3. Philips/Dünya/Melisa/Nit-Set/GİPA (5.08.2021, 21-37/524-258).

4. Philips/Dünya/Melisa/Nit-Set/GİPA (5.08.2021, 21-37/524-258), Arnica (30.09.2021, 21-46/672-335), Singer (30.09.2021, 21-46/672-336), Kınık (14.04.2022, 22-17/283-128), Beypazarı (18.05.2022, 22-23/379-158), Olka/Marlin (30.06.2022, 22-29/488-197), Numil Gıda (30.06.2022, 22-29/483-192), DyDo Drinco (7.07.2022, 22-32/508-205), Hayırlı El (21.07.2022, 22-33/523-210), Korkmaz/Gençler/Punto (22-51/754-313, 30.06.2022), Miele (10.11.2022, 22-51/753-312), Natura (23.11.2022, 22-52/771-317), Aslan Ticaret (8.12.2022, 22-54/834-344), Hiksan (22.12.2022, 22-56/882-365), Panek (29.12.2022, 22-57/899-369), NAOS (12.01.2023, 23-03/29-12), Electrical Engineers (5.01.2023, 23-01/25-11).

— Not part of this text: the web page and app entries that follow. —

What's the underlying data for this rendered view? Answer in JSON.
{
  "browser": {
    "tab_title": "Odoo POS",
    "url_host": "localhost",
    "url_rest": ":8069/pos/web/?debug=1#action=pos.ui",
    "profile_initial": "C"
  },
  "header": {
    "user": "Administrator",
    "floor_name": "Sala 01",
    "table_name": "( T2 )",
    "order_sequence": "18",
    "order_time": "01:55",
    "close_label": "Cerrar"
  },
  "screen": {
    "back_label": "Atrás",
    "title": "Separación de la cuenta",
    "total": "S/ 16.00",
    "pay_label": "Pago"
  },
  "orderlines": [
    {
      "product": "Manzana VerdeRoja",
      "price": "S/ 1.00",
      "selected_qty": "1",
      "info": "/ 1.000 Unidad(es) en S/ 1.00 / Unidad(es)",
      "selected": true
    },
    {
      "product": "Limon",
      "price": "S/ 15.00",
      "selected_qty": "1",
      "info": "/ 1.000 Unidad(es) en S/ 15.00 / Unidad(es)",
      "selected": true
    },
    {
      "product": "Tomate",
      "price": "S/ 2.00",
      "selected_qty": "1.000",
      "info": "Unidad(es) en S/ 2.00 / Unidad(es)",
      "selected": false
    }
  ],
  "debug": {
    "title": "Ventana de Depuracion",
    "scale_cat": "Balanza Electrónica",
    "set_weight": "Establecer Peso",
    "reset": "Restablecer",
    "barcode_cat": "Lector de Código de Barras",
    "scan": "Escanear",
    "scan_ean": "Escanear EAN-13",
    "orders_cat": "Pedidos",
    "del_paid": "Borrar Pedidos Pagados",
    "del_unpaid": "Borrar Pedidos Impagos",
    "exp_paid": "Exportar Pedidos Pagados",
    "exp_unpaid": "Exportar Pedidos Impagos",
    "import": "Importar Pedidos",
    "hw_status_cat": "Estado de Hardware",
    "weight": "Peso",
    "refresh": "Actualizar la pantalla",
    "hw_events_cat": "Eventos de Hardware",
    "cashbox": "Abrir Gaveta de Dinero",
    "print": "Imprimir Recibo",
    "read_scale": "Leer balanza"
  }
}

5. Philips/Dünya/Melisa/Nit-Set/GİPA (5.08.2021, 21-37/524-258).

6. Arnica (30.09.2021, 21-46/672-335).

7. Singer (30.09.2021, 21-46/672-336).

8. Kınık (14.04.2022, 22-17/283-128), Beypazarı (18.05.2022, 22-23/379-158).

9. Olka/Marlin (30.06.2022, 22-29/488-197).

10. Numil Gıda (30.06.2022, 22-29/483-192).

11. DyDo Drinco (7.07.2022, 22-32/508-205).

12. Hayırlı El Kozmetik (21.07.2022, 22-33/523-210).

13. Korkmaz/Gençler/Punto (22-51/754-313, 30.06.2022).

14. Miele (10.11.2022, 22-51/753-312).

15. Natura (23.11.2022, 22-52/771-317).

16. Aslan Ticaret (8.12.2022, 22-54/834-344).

17. Hiksan (22.12.2022, 22-56/882-365).

18. Panek (29.12.2022, 22-57/899-369).

19. NAOS (12.01.2023 23-03/29-12).

20. Electrical Engineers (5.01.2023, 23-01/25-11).

21. Philips/Dünya/Melisa/Nit-Set/GİPA (5.08.2021, 21-37/524-258).

22. Kınık (14.04.2022, 22-17/283-128), Beypazarı (18.05.2022, 22-23/379-158).

23. Olka/Marlin (30.06.2022, 22-29/488-197).

24. Excluding the investigation against Fatih Römorkörcülük ve Denizcilik Hizmetleri A.Ş. and Atlantik Gemi İşletmeciliği A.Ş, as the investigation is still on-going for these undertakings.

25. This discount rate cannot be less than 10% and the upper limit is 25%.

26. Olka/Marlin (30.06.2022, 22-29/488-197), Aslan Ticaret (8.12.2022, 22-54/834-344).

27. Kınık (14.04.2022, 22-17/283-128), Beypazarı (18.05.2022, 22-23/379-158), Electrical Engineers (5.01.2023, 23-01/25-11).

28. The Board's Electrical Engineers decision (5.01.2023, 23-01/25-11) is not included in scope of this statistic since the duration of the violation was not stated in the related announcement.

29. DyDo Drinco (7.07.2022, 22-32/508-205)

30. Philips/Dünya/Melisa/Nit-Set/GİPA (5.08.2021, 21-37/524-258), Arnica (30.09.2021, 21-46/672-335), Singer (30.09.2021, 21-46/672-336).

31. Hiksan (22.12.2022, 22-56/882-365)

32. Hiksan submitted two settlement texts to the Authority, first one on December 16, 2022, and second one on December 20, 2022.

33. Electrical Engineers (5.01.2023, 23-01/25-11)

34. 11th Civil Chamber of the High Court of Appeals (5 October 2009, E. 2008/5575, K. 2009/10045); 11th Civil Chamber of the High Court of Appeals (23 June 2006, E. 2005/3755, K. 2006/7408).

The content of this article is intended to provide a general guide to the subject matter. Specialist advice should be sought about your specific circumstances.